“They are referred to as the Greyhounds of the cat fancy and are very refined,” says breeder Bob Baratto in Port Saint Lucie, Florida. “They have big-belled ears, an arched back and are wavy coated from head to tail.”

Cornish Rex are surprisingly heavy in weight for a cat with such a lithe body. They are also warm to the touch. This is good, because they do like to be handled. In fact, their outgoing personalities are one reason the breed is so popular with cat lovers.

“The Cornish Rex is a highly interactive animal,” Bob says. “They are loving, inquisitive and intelligent. They adapt to any home as long as they aren’t left alone all day.”

The myriad of colors and patterns seen in the Cornish Rex is another one of the breed’s more appealing features. Solid Cornish Rexes can be found in pure white; dense, coal black; light blue; deep, brilliant red; buff cream; rich, warm, chocolate brown; and rich lavender, with pinkish tones.

Cornish Rex cats also come in chinchilla silver and shaded silver colors, as well as smoke colors like black smoke, blue smoke and tortoiseshell smoke. You’ll also see Cornish Rexes in tabby, patched tabby, calico, bi-colors and pointed markings.

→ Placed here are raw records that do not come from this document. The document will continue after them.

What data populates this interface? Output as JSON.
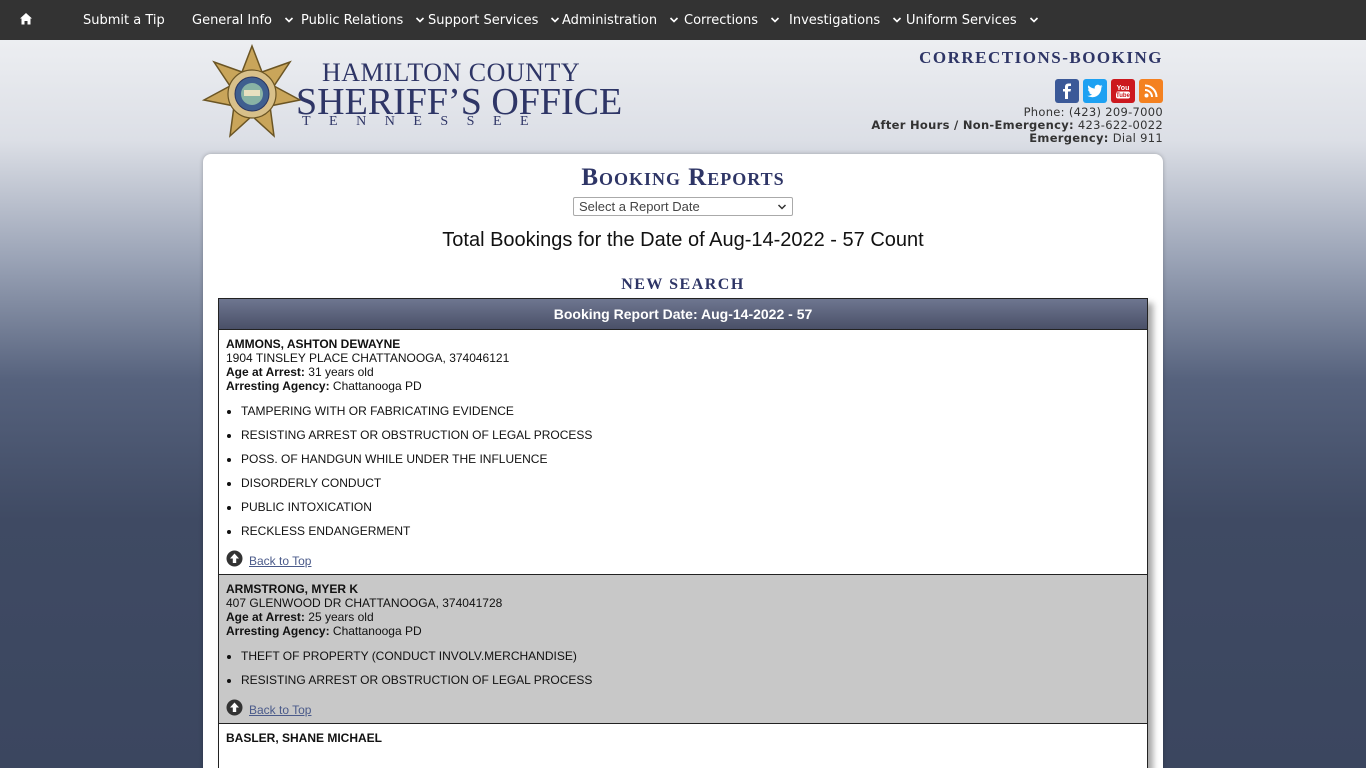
{
  "nav": {
    "items": [
      {
        "label": "Submit a Tip",
        "dropdown": false
      },
      {
        "label": "General Info",
        "dropdown": true
      },
      {
        "label": "Public Relations",
        "dropdown": true
      },
      {
        "label": "Support Services",
        "dropdown": true
      },
      {
        "label": "Administration",
        "dropdown": true
      },
      {
        "label": "Corrections",
        "dropdown": true
      },
      {
        "label": "Investigations",
        "dropdown": true
      },
      {
        "label": "Uniform Services",
        "dropdown": true
      }
    ]
  },
  "logo": {
    "line1": "HAMILTON COUNTY",
    "line2": "SHERIFF’S OFFICE",
    "line3": "TENNESSEE",
    "badge_text": "SHERIFF HAMILTON COUNTY"
  },
  "header": {
    "section_title": "CORRECTIONS-BOOKING",
    "phone_label": "Phone:",
    "phone": "(423) 209-7000",
    "after_hours_label": "After Hours / Non-Emergency:",
    "after_hours": "423-622-0022",
    "emergency_label": "Emergency:",
    "emergency": "Dial 911"
  },
  "social": [
    "facebook-icon",
    "twitter-icon",
    "youtube-icon",
    "rss-icon"
  ],
  "main": {
    "title": "Booking Reports",
    "select_placeholder": "Select a Report Date",
    "total": "Total Bookings for the Date of Aug-14-2022 - 57 Count",
    "new_search": "NEW SEARCH",
    "table_header": "Booking Report Date: Aug-14-2022 - 57",
    "back_to_top": "Back to Top",
    "age_label": "Age at Arrest:",
    "agency_label": "Arresting Agency:",
    "records": [
      {
        "name": "AMMONS, ASHTON DEWAYNE",
        "address": "1904 TINSLEY PLACE CHATTANOOGA, 374046121",
        "age": "31 years old",
        "agency": "Chattanooga PD",
        "charges": [
          "TAMPERING WITH OR FABRICATING EVIDENCE",
          "RESISTING ARREST OR OBSTRUCTION OF LEGAL PROCESS",
          "POSS. OF HANDGUN WHILE UNDER THE INFLUENCE",
          "DISORDERLY CONDUCT",
          "PUBLIC INTOXICATION",
          "RECKLESS ENDANGERMENT"
        ]
      },
      {
        "name": "ARMSTRONG, MYER K",
        "address": "407 GLENWOOD DR CHATTANOOGA, 374041728",
        "age": "25 years old",
        "agency": "Chattanooga PD",
        "charges": [
          "THEFT OF PROPERTY (CONDUCT INVOLV.MERCHANDISE)",
          "RESISTING ARREST OR OBSTRUCTION OF LEGAL PROCESS"
        ]
      },
      {
        "name": "BASLER, SHANE MICHAEL",
        "address": "",
        "age": "",
        "agency": "",
        "charges": []
      }
    ]
  },
  "colors": {
    "nav_bg": "#333333",
    "brand_navy": "#2e3566",
    "table_header": "#5a6079",
    "alt_row": "#c8c8c8"
  }
}
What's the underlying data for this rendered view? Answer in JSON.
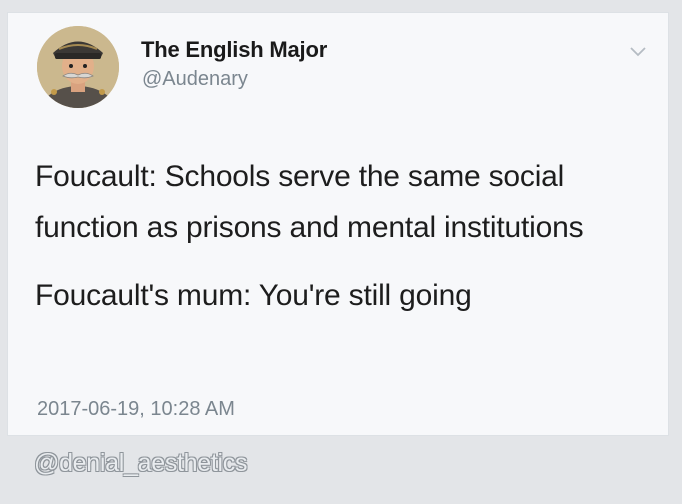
{
  "tweet": {
    "display_name": "The English Major",
    "handle": "@Audenary",
    "paragraphs": [
      "Foucault: Schools serve the same social function as prisons and mental institutions",
      "Foucault's mum: You're still going"
    ],
    "timestamp": "2017-06-19, 10:28 AM",
    "avatar_icon": "cartoon-officer-portrait",
    "menu_icon": "chevron-down-icon"
  },
  "watermark": "@denial_aesthetics",
  "colors": {
    "background": "#e3e5e8",
    "card": "#f7f8fa",
    "text": "#1d1d1d",
    "secondary_text": "#7b868f"
  }
}
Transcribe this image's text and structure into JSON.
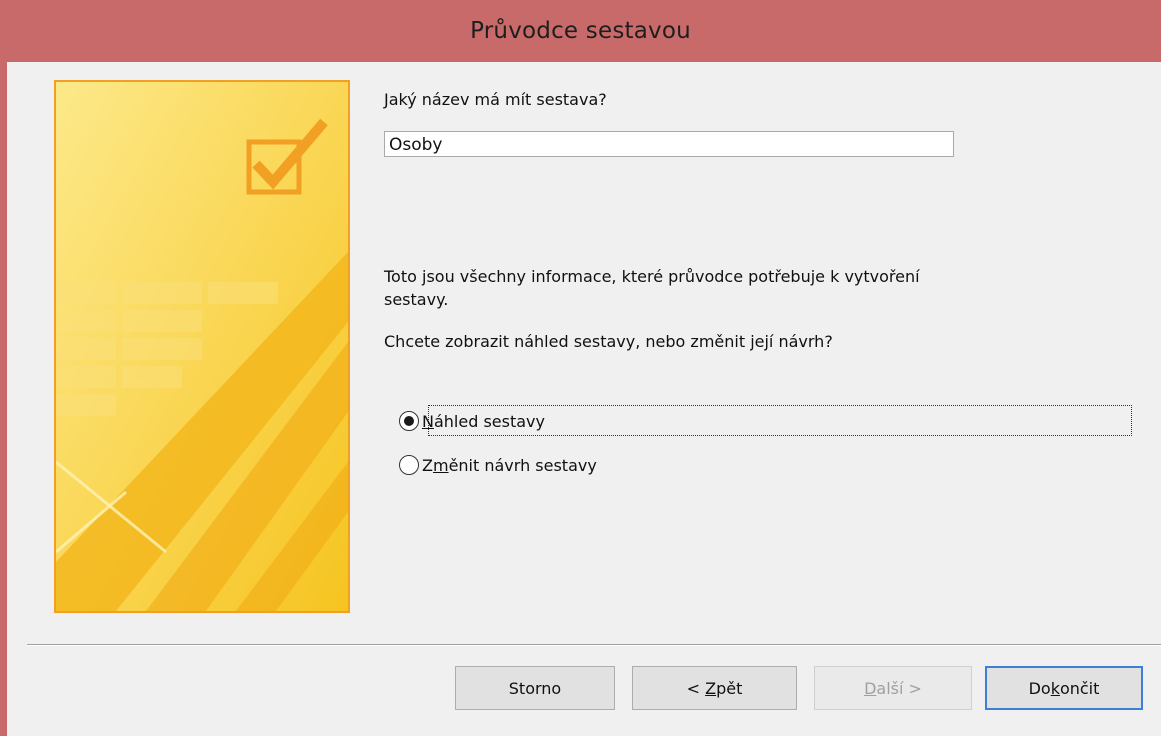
{
  "window": {
    "title": "Průvodce sestavou",
    "titlebar_color": "#c96a6a"
  },
  "name_section": {
    "question": "Jaký název má mít sestava?",
    "report_name_value": "Osoby"
  },
  "info": {
    "line1": "Toto jsou všechny informace, které průvodce potřebuje k vytvoření",
    "line2": "sestavy.",
    "question": "Chcete zobrazit náhled sestavy, nebo změnit její návrh?"
  },
  "options": [
    {
      "label_pre": "",
      "accel": "N",
      "label_post": "áhled sestavy",
      "selected": true
    },
    {
      "label_pre": "Z",
      "accel": "m",
      "label_post": "ěnit návrh sestavy",
      "selected": false
    }
  ],
  "buttons": {
    "cancel": {
      "pre": "Storno",
      "accel": "",
      "post": ""
    },
    "back": {
      "pre": "< ",
      "accel": "Z",
      "post": "pět"
    },
    "next": {
      "pre": "",
      "accel": "D",
      "post": "alší >"
    },
    "finish": {
      "pre": "Do",
      "accel": "k",
      "post": "ončit"
    }
  },
  "icons": {
    "side_image": "wizard-checkbox-illustration"
  },
  "colors": {
    "accent_border": "#f2a024",
    "side_yellow": "#f8d33a",
    "default_button_border": "#3c7fd6"
  }
}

The Cornish Rex is one of the cat fancy’s most unique and special breeds. These friendly, cuddly cats make wonderful companions.

Comments are closed.